[Records provided Boundary: Start]
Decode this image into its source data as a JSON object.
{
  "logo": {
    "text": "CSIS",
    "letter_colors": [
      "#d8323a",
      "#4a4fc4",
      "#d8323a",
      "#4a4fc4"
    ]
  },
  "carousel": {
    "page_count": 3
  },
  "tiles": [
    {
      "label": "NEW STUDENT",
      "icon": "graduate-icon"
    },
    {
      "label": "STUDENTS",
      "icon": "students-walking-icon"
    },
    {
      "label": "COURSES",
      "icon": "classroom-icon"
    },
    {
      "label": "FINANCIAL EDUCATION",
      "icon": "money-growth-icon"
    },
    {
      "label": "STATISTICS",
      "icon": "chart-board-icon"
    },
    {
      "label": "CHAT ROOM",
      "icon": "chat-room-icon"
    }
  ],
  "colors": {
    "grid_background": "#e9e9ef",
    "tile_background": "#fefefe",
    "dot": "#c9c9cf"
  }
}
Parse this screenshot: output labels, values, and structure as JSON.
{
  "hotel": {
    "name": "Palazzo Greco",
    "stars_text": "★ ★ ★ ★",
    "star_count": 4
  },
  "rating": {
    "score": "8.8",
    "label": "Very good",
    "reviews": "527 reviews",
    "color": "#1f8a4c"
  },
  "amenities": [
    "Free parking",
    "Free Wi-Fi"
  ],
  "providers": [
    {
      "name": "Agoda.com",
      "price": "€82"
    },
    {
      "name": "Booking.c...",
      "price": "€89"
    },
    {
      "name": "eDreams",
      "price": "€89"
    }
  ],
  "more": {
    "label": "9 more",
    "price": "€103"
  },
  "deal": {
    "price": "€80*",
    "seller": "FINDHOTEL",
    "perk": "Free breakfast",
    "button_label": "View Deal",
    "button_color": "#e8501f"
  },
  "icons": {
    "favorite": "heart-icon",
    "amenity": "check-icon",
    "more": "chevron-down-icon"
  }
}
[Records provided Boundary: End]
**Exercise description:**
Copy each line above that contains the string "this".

**Your response:**
Decode this image into its source data as a JSON object.
Parse this screenshot: output labels, values, and structure as JSON.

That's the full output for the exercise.